The European Union (EU) and the Inter-American Institute for Cooperation on Agriculture (IICA) reported that they are working to mitigate the impacts of the Pandemic on food and nutritional security in the coffee sector of Central America.
The authorities highlighted the need to adopt immediate measures that contribute to satisfying the food needs of small and medium coffee producers in the countries of the region and to design and activate a strategy aimed at strengthening productive diversification through the cultivation of short-cycle crops, such as basic grains and vegetables.
“Providing immediate assistance in order to protect the food production of coffee families, for self-consumption and marketing is one of the priorities that must be promoted in the countries of the region to minimize the impacts that the current health crisis may cause, “ the IICA representative, explained in a statement.
Prior to the health crisis, Central America already faced food and nutritional security challenges. IICA data indicates that it is estimated that more than 2.5 million people are under the food emergency crisis in the region.
In the framework of the Central American Program for the Comprehensive Management of Coffee (PROCAGICA), the experts implemented a strategy, which in its first stage has directly benefited 4,518 coffee producing families, who during the so-called “first” planting, established crops such as beans, corn, cucumbers, radishes, pipián and ayote.
The production obtained will be used for the self-consumption of Central American families, as well as for the generation of additional income as a result of local marketing.
The initiative is oriented to work under a specialization approach to livelihoods, where it seeks to concentrate efforts and resources on those activities that best benefits can represent coffee producing families in each country and territory.
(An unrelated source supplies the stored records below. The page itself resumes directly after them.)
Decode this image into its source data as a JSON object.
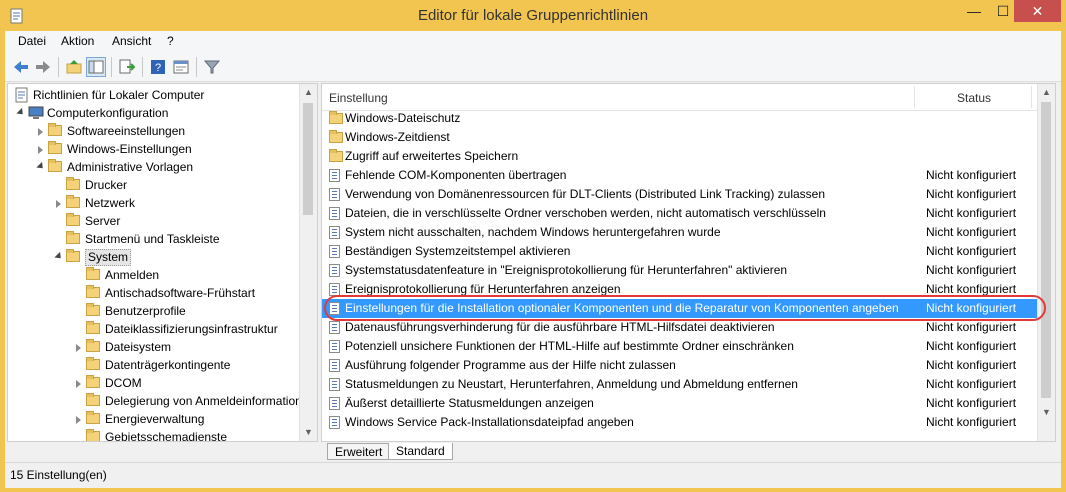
{
  "window": {
    "title": "Editor für lokale Gruppenrichtlinien",
    "minimize": "—",
    "maximize": "☐",
    "close": "✕"
  },
  "menu": [
    "Datei",
    "Aktion",
    "Ansicht",
    "?"
  ],
  "tree": [
    {
      "label": "Richtlinien für Lokaler Computer",
      "level": 0,
      "expander": "none",
      "icon": "policy-icon"
    },
    {
      "label": "Computerkonfiguration",
      "level": 1,
      "expander": "open",
      "icon": "computer-icon"
    },
    {
      "label": "Softwareeinstellungen",
      "level": 2,
      "expander": "closed",
      "icon": "folder-icon"
    },
    {
      "label": "Windows-Einstellungen",
      "level": 2,
      "expander": "closed",
      "icon": "folder-icon"
    },
    {
      "label": "Administrative Vorlagen",
      "level": 2,
      "expander": "open",
      "icon": "folder-icon"
    },
    {
      "label": "Drucker",
      "level": 3,
      "expander": "none",
      "icon": "folder-icon"
    },
    {
      "label": "Netzwerk",
      "level": 3,
      "expander": "closed",
      "icon": "folder-icon"
    },
    {
      "label": "Server",
      "level": 3,
      "expander": "none",
      "icon": "folder-icon"
    },
    {
      "label": "Startmenü und Taskleiste",
      "level": 3,
      "expander": "none",
      "icon": "folder-icon"
    },
    {
      "label": "System",
      "level": 3,
      "expander": "open",
      "icon": "folder-icon",
      "selected": true
    },
    {
      "label": "Anmelden",
      "level": 4,
      "expander": "none",
      "icon": "folder-icon"
    },
    {
      "label": "Antischadsoftware-Frühstart",
      "level": 4,
      "expander": "none",
      "icon": "folder-icon"
    },
    {
      "label": "Benutzerprofile",
      "level": 4,
      "expander": "none",
      "icon": "folder-icon"
    },
    {
      "label": "Dateiklassifizierungsinfrastruktur",
      "level": 4,
      "expander": "none",
      "icon": "folder-icon"
    },
    {
      "label": "Dateisystem",
      "level": 4,
      "expander": "closed",
      "icon": "folder-icon"
    },
    {
      "label": "Datenträgerkontingente",
      "level": 4,
      "expander": "none",
      "icon": "folder-icon"
    },
    {
      "label": "DCOM",
      "level": 4,
      "expander": "closed",
      "icon": "folder-icon"
    },
    {
      "label": "Delegierung von Anmeldeinformationen",
      "level": 4,
      "expander": "none",
      "icon": "folder-icon"
    },
    {
      "label": "Energieverwaltung",
      "level": 4,
      "expander": "closed",
      "icon": "folder-icon"
    },
    {
      "label": "Gebietsschemadienste",
      "level": 4,
      "expander": "none",
      "icon": "folder-icon"
    }
  ],
  "list": {
    "columns": {
      "setting": "Einstellung",
      "status": "Status"
    },
    "rows": [
      {
        "name": "Windows-Dateischutz",
        "status": "",
        "type": "folder"
      },
      {
        "name": "Windows-Zeitdienst",
        "status": "",
        "type": "folder"
      },
      {
        "name": "Zugriff auf erweitertes Speichern",
        "status": "",
        "type": "folder"
      },
      {
        "name": "Fehlende COM-Komponenten übertragen",
        "status": "Nicht konfiguriert",
        "type": "setting"
      },
      {
        "name": "Verwendung von Domänenressourcen für DLT-Clients (Distributed Link Tracking) zulassen",
        "status": "Nicht konfiguriert",
        "type": "setting"
      },
      {
        "name": "Dateien, die in verschlüsselte Ordner verschoben werden, nicht automatisch verschlüsseln",
        "status": "Nicht konfiguriert",
        "type": "setting"
      },
      {
        "name": "System nicht ausschalten, nachdem Windows heruntergefahren wurde",
        "status": "Nicht konfiguriert",
        "type": "setting"
      },
      {
        "name": "Beständigen Systemzeitstempel aktivieren",
        "status": "Nicht konfiguriert",
        "type": "setting"
      },
      {
        "name": "Systemstatusdatenfeature in \"Ereignisprotokollierung für Herunterfahren\" aktivieren",
        "status": "Nicht konfiguriert",
        "type": "setting"
      },
      {
        "name": "Ereignisprotokollierung für Herunterfahren anzeigen",
        "status": "Nicht konfiguriert",
        "type": "setting"
      },
      {
        "name": "Einstellungen für die Installation optionaler Komponenten und die Reparatur von Komponenten angeben",
        "status": "Nicht konfiguriert",
        "type": "setting",
        "selected": true
      },
      {
        "name": "Datenausführungsverhinderung für die ausführbare HTML-Hilfsdatei deaktivieren",
        "status": "Nicht konfiguriert",
        "type": "setting"
      },
      {
        "name": "Potenziell unsichere Funktionen der HTML-Hilfe auf bestimmte Ordner einschränken",
        "status": "Nicht konfiguriert",
        "type": "setting"
      },
      {
        "name": "Ausführung folgender Programme aus der Hilfe nicht zulassen",
        "status": "Nicht konfiguriert",
        "type": "setting"
      },
      {
        "name": "Statusmeldungen zu Neustart, Herunterfahren, Anmeldung und Abmeldung entfernen",
        "status": "Nicht konfiguriert",
        "type": "setting"
      },
      {
        "name": "Äußerst detaillierte Statusmeldungen anzeigen",
        "status": "Nicht konfiguriert",
        "type": "setting"
      },
      {
        "name": "Windows Service Pack-Installationsdateipfad angeben",
        "status": "Nicht konfiguriert",
        "type": "setting"
      }
    ]
  },
  "tabs": [
    "Erweitert",
    "Standard"
  ],
  "statusbar": {
    "text": "15 Einstellung(en)"
  },
  "colors": {
    "titlebar": "#f1c550",
    "selection": "#3399ff",
    "annotation": "#e23a3a"
  }
}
As part of the support, IICA and the European Union delivered a food security kit, which contains vegetable seeds and basic grains.
“The women who receive it are very grateful because it helps to alleviate the situation and in this way, they guarantee food security and the diversity in their plate of food because they will be able to consume vegetables; also in basic grains such as beans and corn,” said members of the APROLMA cooperative.
The authorities explained that the productive diversification with basic grains is an alternative that joins the efforts to mitigate the impacts of COVID-19 and has the accompaniment and monitoring of the Program Area Unit and the National Coffee Association.
At the level of the countries where PROCAGICA is implemented, these actions will continue to be implemented during the “last” cycle of 2020 and the new “first” cycle of 2021, hoping to support nearly 8,000 families in total.
The strategy is based on ensuring the production of coffee as the main crop, strengthening the productive diversification of coffee farms through the implementation of short-cycle crops for self-consumption and marketing.
In addition to the development of virtual tools to strengthen capacities of technicians and producers in the region and the promotion and establishment of demonstration plots through the use of information and communication technologies strengthening innovation and technology transfer processes.